On view in Los Angeles this month, artist Rashid Johnson has brought forth a selection of new works at David Kordansky that continue his exploration of a wide range of media and formats. The show, which includes new paintings, bronze sculptures, works on paper, and the debut of a new 35mm film will occupy all three of the gallery’s exhibition spaces.
Since the beginning of his career, Johnson has pursued formal innovation in a diverse range of mediums while simultaneously honing a sophisticated and deeply personal vision on a variety of themes such as his autobiography, social history, philosophy, and art history, unifying his work under an existential inquiry into his life and the broader themes that addressing personal experience give rise to. This concept sees him following his inquiry through the aforementioned scope of media that his work touches on, including his new Bruise Paintings, a further development of themes present in his Anxious Red Paintings, and which fill the Gallery’s northern exhibition space.
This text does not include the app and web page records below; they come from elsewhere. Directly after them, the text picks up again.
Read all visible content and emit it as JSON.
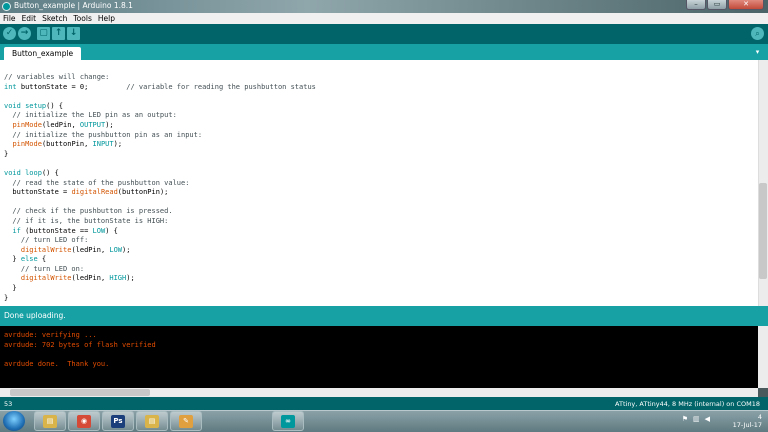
{
  "window": {
    "title": "Button_example | Arduino 1.8.1",
    "controls": [
      "–",
      "▭",
      "✕"
    ]
  },
  "menu": [
    "File",
    "Edit",
    "Sketch",
    "Tools",
    "Help"
  ],
  "toolbar": {
    "buttons": [
      {
        "name": "verify",
        "icon": "check-icon",
        "glyph": "✓"
      },
      {
        "name": "upload",
        "icon": "arrow-right-icon",
        "glyph": "→"
      },
      {
        "name": "new",
        "icon": "new-file-icon",
        "glyph": "▢"
      },
      {
        "name": "open",
        "icon": "open-arrow-up-icon",
        "glyph": "↑"
      },
      {
        "name": "save",
        "icon": "save-arrow-down-icon",
        "glyph": "↓"
      }
    ],
    "serial_monitor_glyph": "⌕"
  },
  "tab": {
    "label": "Button_example",
    "menu_glyph": "▾"
  },
  "code": [
    [
      [
        "// variables will change:",
        "cm"
      ]
    ],
    [
      [
        "int",
        "kw"
      ],
      [
        " buttonState = 0;         ",
        ""
      ],
      [
        "// variable for reading the pushbutton status",
        "cm"
      ]
    ],
    [
      [
        "",
        ""
      ]
    ],
    [
      [
        "void",
        "kw"
      ],
      [
        " ",
        ""
      ],
      [
        "setup",
        "kw"
      ],
      [
        "() {",
        ""
      ]
    ],
    [
      [
        "  // initialize the LED pin as an output:",
        "cm"
      ]
    ],
    [
      [
        "  ",
        ""
      ],
      [
        "pinMode",
        "fn"
      ],
      [
        "(ledPin, ",
        ""
      ],
      [
        "OUTPUT",
        "cs"
      ],
      [
        ");",
        ""
      ]
    ],
    [
      [
        "  // initialize the pushbutton pin as an input:",
        "cm"
      ]
    ],
    [
      [
        "  ",
        ""
      ],
      [
        "pinMode",
        "fn"
      ],
      [
        "(buttonPin, ",
        ""
      ],
      [
        "INPUT",
        "cs"
      ],
      [
        ");",
        ""
      ]
    ],
    [
      [
        "}",
        ""
      ]
    ],
    [
      [
        "",
        ""
      ]
    ],
    [
      [
        "void",
        "kw"
      ],
      [
        " ",
        ""
      ],
      [
        "loop",
        "kw"
      ],
      [
        "() {",
        ""
      ]
    ],
    [
      [
        "  // read the state of the pushbutton value:",
        "cm"
      ]
    ],
    [
      [
        "  buttonState = ",
        ""
      ],
      [
        "digitalRead",
        "fn"
      ],
      [
        "(buttonPin);",
        ""
      ]
    ],
    [
      [
        "",
        ""
      ]
    ],
    [
      [
        "  // check if the pushbutton is pressed.",
        "cm"
      ]
    ],
    [
      [
        "  // if it is, the buttonState is HIGH:",
        "cm"
      ]
    ],
    [
      [
        "  ",
        ""
      ],
      [
        "if",
        "kw"
      ],
      [
        " (buttonState == ",
        ""
      ],
      [
        "LOW",
        "cs"
      ],
      [
        ") {",
        ""
      ]
    ],
    [
      [
        "    // turn LED off:",
        "cm"
      ]
    ],
    [
      [
        "    ",
        ""
      ],
      [
        "digitalWrite",
        "fn"
      ],
      [
        "(ledPin, ",
        ""
      ],
      [
        "LOW",
        "cs"
      ],
      [
        ");",
        ""
      ]
    ],
    [
      [
        "  } ",
        ""
      ],
      [
        "else",
        "kw"
      ],
      [
        " {",
        ""
      ]
    ],
    [
      [
        "    // turn LED on:",
        "cm"
      ]
    ],
    [
      [
        "    ",
        ""
      ],
      [
        "digitalWrite",
        "fn"
      ],
      [
        "(ledPin, ",
        ""
      ],
      [
        "HIGH",
        "cs"
      ],
      [
        ");",
        ""
      ]
    ],
    [
      [
        "  }",
        ""
      ]
    ],
    [
      [
        "}",
        ""
      ]
    ]
  ],
  "cursor": {
    "line": 22
  },
  "status": {
    "message": "Done uploading."
  },
  "console": [
    "avrdude: verifying ...",
    "avrdude: 702 bytes of flash verified",
    "",
    "avrdude done.  Thank you."
  ],
  "footer": {
    "line_number": "53",
    "board": "ATtiny, ATtiny44, 8 MHz (internal) on COM18"
  },
  "taskbar": {
    "apps": [
      {
        "name": "explorer",
        "icon": "folder-icon",
        "glyph": "▤",
        "color": "#d9b44a"
      },
      {
        "name": "chrome",
        "icon": "chrome-icon",
        "glyph": "◉",
        "color": "#d44a36"
      },
      {
        "name": "photoshop",
        "icon": "photoshop-icon",
        "glyph": "Ps",
        "color": "#1b3f7a"
      },
      {
        "name": "folder",
        "icon": "folder-icon",
        "glyph": "▤",
        "color": "#d9b44a"
      },
      {
        "name": "paint",
        "icon": "paint-icon",
        "glyph": "✎",
        "color": "#e0a040"
      },
      {
        "name": "arduino",
        "icon": "arduino-icon",
        "glyph": "∞",
        "color": "#00979d"
      }
    ],
    "clock_time": "4",
    "clock_date": "17-Jul-17"
  }
}
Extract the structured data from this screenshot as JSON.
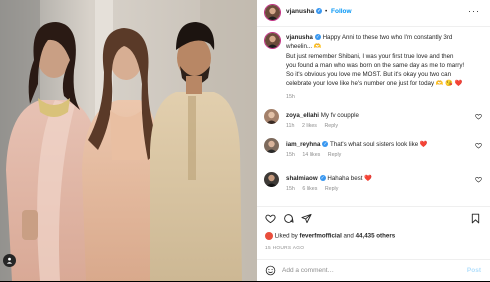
{
  "header": {
    "username": "vjanusha",
    "separator": "•",
    "follow_label": "Follow",
    "more_label": "···"
  },
  "caption": {
    "username": "vjanusha",
    "line1": "Happy Anni to these two who I'm constantly 3rd",
    "line2": "wheelin... 🫶",
    "line3": "But just remember Shibani, I was your first true love and then",
    "line4": "you found a man who was born on the same day as me to marry!",
    "line5": "So it's obvious you love me MOST. But it's okay you two can",
    "line6": "celebrate your love like he's number one just for today 🫶 😘 ❤️",
    "time": "15h"
  },
  "comments": [
    {
      "username": "zoya_ellahi",
      "text": "My fv coupple",
      "time": "11h",
      "likes": "2 likes",
      "reply": "Reply"
    },
    {
      "username": "iam_reyhna",
      "text": "That's what soul sisters look like ❤️",
      "time": "15h",
      "likes": "14 likes",
      "reply": "Reply"
    },
    {
      "username": "shalmiaow",
      "text": "Hahaha best ❤️",
      "time": "15h",
      "likes": "6 likes",
      "reply": "Reply"
    }
  ],
  "likes": {
    "prefix": "Liked by",
    "user": "feverfmofficial",
    "middle": "and",
    "others": "44,435 others"
  },
  "time_ago": "15 HOURS AGO",
  "add_comment": {
    "placeholder": "Add a comment…",
    "post_label": "Post"
  },
  "icons": {
    "like": "heart-icon",
    "comment": "comment-icon",
    "share": "share-icon",
    "save": "bookmark-icon",
    "emoji": "emoji-icon",
    "tag": "user-tag-icon"
  },
  "colors": {
    "link": "#0095f6",
    "verified": "#3897f0",
    "muted": "#8e8e8e",
    "heart": "#ed4956",
    "post_disabled": "#b2dffc"
  }
}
Rendered in deep blue oil paint; the color is spread and layered across the oil-coated linen surfaces so that it takes on a range of blues, from light blue to almost black. The paintings conjure the feelings of aftermath, reckoning, and healing, with half-geometric, half-human faces arranged in expressive, viscous fields of line and color.
By contrast, the southern gallery presents a selection of new Bronze works, totemic shapes that resemble characters from Johnson’s paintings, and which serve as planters to nurture life. Frenetic in execution and filled with a tense energy, the works negotiate between a fervent energy and a more subtle, leisurely undercurrent, underscored by a range of materials like records and oyster shells that seem to negotiate and challenge easy reading of the work.
The contrast between the existential and the mundane is a driving force in the new film on view, also titled Black and Blue, projected in the West Gallery. Shot on 35mm film, Black and Blue depicts the movements of the protagonist—played by Johnson himself—as he navigates his daily routine. Eating, driving, exercising, spending time with family, and sleeping make up a life, and yet they are precisely the activities that get overlooked when epochal shifts are analyzed and commemorated. The film is suffused with claustrophobia and isolation, though what is being witnessed has a complete lack of conflict or tragedy. Woven throughout the film are sounds and images that reveal their close connection to Johnson’s other works, both the new work in the current exhibition and from throughout his career. Photography books, novels, African sculptures, oyster shells, and branded wood—which have all appeared in the artist’s oeuvre—are incorporated into the film, either in the character’s environment or in brief flashes that move with the intuitive fluidity of thoughts and dreams. But so do atmospheric passages that are—like many of the guiding spirits in his project—abstract, open-ended, and evocative of natural worlds as much as cultural ones.
The show closes October 30th.
– D. Creahan
Rashid Johnson at David Kordansky [Exhibition Site]